Michael: When you’re on a tour and you’re playing 30 shows in a row or something like that sometimes it becomes a challenge to find the emotion that was in the song the first time you played it, when you wrote it. The hundredth time or the five hundredth time, you have to work at it a little bit but that’s what being an artist I think is all about. Finding that special feeling even on the five hundredth time because it can be found. You have to look for it and find it but you know, playing the song can just be a way for me to work through my emotional life that I’m living that particular day. So there’s always something to be found in the music I think.
Munaf: I think that people appreciate quality over quantity, absolutely. Many others might think ‘You need to do it now, you need to go go go!’ but as quickly as it took you to write a song like that, is how quickly, more often than not, it is forgotten. So somebody who sits and crafts anything, there’s not a guarantee that that is going to be great either but in my opinion there is a better chance it will have a lasting impression. So yeah, I don’t think we’ve ever worried about getting a song written by next week or having an album out by next year. This is why we take as much time as we do because we are comfortable in who we are, we are comfortable in what we’re trying to achieve and some of these marks that we’ve placed on ourselves take a little while to get to.
Munaf: Not for everybody! Somehow – it’s not exclusively for us that it is allowed that, others try this too – but we weren’t even concerned with what it would be that the music industry allowed or now. We are very lucky we are on indie labels throughout the world. We’ve made well by our previous records that we have bought a little bit of… what’s the word I’m looking for? It’s not ‘time’…
Munaf: [Laughs] I hope so too!
Munaf: No, that’s very fair and it does [impact the music] in ways that we’re probably not even aware of because I think every one of us is a product of our environments so if we were coming from say Washington State or California, I think we would sound a little different than we do. Even if we were playing the same music it would have a variation on it you know? If we were coming from New York it would have this other feel to it but because we come from Texas, when we were starting to write music and coming from a place at that time molded this sound. For us, growing up in west Texas – Michael and I have known each other almost all of our lives. We grew up in a place that was quite desolate you know… well, ‘desolate’ is maybe not the right word but it was a bit off on its own in west Texas, ‘deserty’ is too strong of a word, but flatlands and not much happening… those I think subconsciously have placed an impression in our minds that when we write melodies this is what we were calling on, these are the pictures that we saw. So the pictures that we saw made this sound and absolutely, coming from Texas has an effect.
Munaf: It’s quite remarkable every time because it’s different every time. So the song that we wrote and the pictures that we had are very different from whoever heard the music and said ‘You know what, this goes with this’. That always kind of blew my mind and made me appreciate the song that much more because it allowed it to have more layers than the ones that we saw.

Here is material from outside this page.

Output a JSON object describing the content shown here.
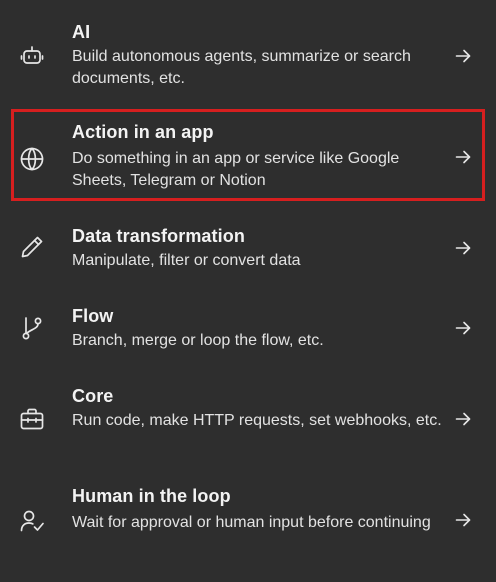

It’s a bit strange but then I think it’s all strange because we never dreamed that people would listen to our music the way they do and then apply it to the things in their life the way they do.
Michael: I think a lot of it has to do with instrumentation, like how much is going on at any one time. Particularly when you’re writing for a movie, that’s sort of something that you take into consideration the entire time. Like how many instruments are playing versus how many things are going on onscreen, how much dialogue is being spoken. You can’t overwhelm the dialogue. For a film the dialogue is the melody and that’s what you have to hear first, that’s the most important thing. A lot of times it’s like ‘We can’t have three guitars going right here, we have to pull it back to one guitar and maybe a bass or something else’. It is a very fine line you have to walk because you want to add something to what’s happening but you cannot overwhelm. It’s a fine line, it’s a challenge and it’s such a big collaboration with a director that you are constantly working with them and trying to figure it out. It’s fun, it’s really fun.
Michael and Munaf: No! No way! [Laugh]
02 – The Ecstatics
03 – Tangle Formations
04 – Logic of a Dream
05 – Disintegration Anxiety
06 – Losing the Light
07 – Infinite Orbit
08 – Colors in Space
09 – Landing Cliffs